Task brief: Would you find each line in the entries below with the string "virus" and copy it?

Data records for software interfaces

----

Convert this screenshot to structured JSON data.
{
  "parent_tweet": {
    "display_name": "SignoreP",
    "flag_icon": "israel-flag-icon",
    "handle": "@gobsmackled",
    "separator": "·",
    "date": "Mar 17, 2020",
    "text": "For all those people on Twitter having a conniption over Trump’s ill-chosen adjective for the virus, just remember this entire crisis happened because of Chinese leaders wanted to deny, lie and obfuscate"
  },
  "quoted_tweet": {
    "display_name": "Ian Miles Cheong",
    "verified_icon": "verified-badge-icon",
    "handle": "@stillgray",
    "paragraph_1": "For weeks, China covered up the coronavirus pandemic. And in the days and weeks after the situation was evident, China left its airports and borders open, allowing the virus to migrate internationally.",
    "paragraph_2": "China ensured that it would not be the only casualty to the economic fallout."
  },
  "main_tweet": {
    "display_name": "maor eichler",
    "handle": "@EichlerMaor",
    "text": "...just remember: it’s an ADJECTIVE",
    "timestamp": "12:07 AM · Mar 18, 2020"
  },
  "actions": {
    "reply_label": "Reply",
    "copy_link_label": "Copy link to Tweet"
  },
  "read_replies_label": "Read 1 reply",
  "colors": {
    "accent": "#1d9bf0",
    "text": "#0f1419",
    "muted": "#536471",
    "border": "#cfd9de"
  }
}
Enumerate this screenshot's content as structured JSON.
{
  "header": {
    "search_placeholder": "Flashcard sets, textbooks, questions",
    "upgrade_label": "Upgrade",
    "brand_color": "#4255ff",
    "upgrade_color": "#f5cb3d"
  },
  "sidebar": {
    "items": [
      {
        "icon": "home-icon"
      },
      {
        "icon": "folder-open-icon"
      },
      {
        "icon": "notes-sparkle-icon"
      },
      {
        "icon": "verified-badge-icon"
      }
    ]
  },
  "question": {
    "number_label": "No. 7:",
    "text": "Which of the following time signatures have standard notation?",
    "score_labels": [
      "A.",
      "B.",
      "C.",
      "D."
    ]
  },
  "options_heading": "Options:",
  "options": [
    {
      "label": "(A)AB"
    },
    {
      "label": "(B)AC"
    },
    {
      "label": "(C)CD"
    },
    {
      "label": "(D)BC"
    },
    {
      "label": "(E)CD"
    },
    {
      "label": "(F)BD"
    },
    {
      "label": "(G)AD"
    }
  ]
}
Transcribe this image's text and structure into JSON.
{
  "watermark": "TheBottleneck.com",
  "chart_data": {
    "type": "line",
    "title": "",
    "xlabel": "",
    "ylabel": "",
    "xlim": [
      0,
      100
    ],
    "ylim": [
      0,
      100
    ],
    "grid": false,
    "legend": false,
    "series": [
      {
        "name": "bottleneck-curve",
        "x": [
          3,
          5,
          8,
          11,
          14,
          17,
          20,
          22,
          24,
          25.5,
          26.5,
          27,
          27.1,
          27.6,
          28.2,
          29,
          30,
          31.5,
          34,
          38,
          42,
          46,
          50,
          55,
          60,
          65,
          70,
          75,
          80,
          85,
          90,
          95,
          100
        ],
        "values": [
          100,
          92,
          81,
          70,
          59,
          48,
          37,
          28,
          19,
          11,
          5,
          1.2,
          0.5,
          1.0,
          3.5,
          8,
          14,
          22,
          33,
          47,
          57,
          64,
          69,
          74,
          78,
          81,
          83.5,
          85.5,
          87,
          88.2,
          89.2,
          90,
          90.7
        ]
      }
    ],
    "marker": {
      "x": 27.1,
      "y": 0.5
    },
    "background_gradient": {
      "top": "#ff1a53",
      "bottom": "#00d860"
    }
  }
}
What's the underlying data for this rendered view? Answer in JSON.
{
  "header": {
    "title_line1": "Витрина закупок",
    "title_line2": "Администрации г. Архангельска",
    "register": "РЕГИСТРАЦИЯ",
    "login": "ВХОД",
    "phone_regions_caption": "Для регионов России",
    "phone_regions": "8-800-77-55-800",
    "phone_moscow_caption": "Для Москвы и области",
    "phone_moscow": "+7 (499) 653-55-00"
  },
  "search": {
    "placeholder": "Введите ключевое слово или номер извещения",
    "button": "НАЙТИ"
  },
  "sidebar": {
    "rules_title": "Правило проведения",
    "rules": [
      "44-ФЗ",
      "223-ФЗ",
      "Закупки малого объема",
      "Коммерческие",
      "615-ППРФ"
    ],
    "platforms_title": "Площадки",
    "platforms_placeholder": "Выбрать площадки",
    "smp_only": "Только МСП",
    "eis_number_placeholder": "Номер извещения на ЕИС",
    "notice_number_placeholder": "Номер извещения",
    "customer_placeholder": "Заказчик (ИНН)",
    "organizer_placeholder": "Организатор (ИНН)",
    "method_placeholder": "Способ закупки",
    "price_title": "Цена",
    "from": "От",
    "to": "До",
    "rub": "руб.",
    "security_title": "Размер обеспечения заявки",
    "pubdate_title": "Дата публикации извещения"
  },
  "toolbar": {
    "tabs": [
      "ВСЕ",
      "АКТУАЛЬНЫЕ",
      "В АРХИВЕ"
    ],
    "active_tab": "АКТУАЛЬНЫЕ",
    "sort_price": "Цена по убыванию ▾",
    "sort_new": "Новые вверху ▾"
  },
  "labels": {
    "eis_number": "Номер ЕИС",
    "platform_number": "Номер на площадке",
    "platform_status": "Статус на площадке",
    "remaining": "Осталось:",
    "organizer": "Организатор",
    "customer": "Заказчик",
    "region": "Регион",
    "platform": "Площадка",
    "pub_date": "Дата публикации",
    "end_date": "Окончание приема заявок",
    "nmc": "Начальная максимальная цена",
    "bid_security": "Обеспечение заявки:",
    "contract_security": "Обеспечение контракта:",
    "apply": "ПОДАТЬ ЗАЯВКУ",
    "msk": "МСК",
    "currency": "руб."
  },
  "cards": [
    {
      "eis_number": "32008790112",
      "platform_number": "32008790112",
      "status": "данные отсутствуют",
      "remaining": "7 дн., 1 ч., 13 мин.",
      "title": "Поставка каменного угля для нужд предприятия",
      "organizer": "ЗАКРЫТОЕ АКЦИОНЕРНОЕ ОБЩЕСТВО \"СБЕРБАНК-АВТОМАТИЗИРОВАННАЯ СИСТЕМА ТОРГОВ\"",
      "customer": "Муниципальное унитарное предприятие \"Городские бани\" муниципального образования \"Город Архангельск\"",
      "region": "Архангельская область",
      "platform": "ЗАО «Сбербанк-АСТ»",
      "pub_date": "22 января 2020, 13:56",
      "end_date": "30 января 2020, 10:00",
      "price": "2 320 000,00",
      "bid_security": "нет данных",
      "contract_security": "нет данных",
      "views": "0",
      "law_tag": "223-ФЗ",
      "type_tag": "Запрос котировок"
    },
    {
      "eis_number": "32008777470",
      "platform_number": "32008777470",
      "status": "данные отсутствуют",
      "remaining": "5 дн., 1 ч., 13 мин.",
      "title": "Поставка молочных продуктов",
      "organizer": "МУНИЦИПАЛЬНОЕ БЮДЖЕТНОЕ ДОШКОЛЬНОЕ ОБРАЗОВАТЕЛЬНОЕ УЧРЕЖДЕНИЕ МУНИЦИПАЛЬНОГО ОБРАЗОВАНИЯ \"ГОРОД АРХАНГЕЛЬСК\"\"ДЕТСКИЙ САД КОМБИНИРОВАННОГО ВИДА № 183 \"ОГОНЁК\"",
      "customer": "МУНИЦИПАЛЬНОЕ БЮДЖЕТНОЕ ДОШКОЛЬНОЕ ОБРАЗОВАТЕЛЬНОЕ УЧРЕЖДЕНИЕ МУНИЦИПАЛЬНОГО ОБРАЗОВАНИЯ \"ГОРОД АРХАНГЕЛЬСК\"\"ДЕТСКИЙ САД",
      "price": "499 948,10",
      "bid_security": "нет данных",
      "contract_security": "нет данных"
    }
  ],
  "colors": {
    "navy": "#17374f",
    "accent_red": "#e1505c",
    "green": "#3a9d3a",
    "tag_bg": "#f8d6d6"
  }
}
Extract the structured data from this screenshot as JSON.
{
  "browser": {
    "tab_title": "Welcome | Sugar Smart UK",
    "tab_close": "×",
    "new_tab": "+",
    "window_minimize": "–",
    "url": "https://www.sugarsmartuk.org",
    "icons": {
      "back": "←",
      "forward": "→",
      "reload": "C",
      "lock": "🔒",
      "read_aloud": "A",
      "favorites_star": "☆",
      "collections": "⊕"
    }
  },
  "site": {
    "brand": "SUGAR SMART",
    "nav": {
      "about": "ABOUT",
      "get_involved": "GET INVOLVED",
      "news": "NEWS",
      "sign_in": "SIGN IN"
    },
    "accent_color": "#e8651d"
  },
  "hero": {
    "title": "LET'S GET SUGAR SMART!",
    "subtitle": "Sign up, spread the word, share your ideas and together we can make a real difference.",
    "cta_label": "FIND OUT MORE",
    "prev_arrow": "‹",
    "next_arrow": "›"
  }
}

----

Task response:
    "text": "For all those people on Twitter having a conniption over Trump’s ill-chosen adjective for the virus, just remember this entire crisis happened because of Chinese leaders wanted to deny, lie and obfuscate"
    "paragraph_1": "For weeks, China covered up the coronavirus pandemic. And in the days and weeks after the situation was evident, China left its airports and borders open, allowing the virus to migrate internationally.",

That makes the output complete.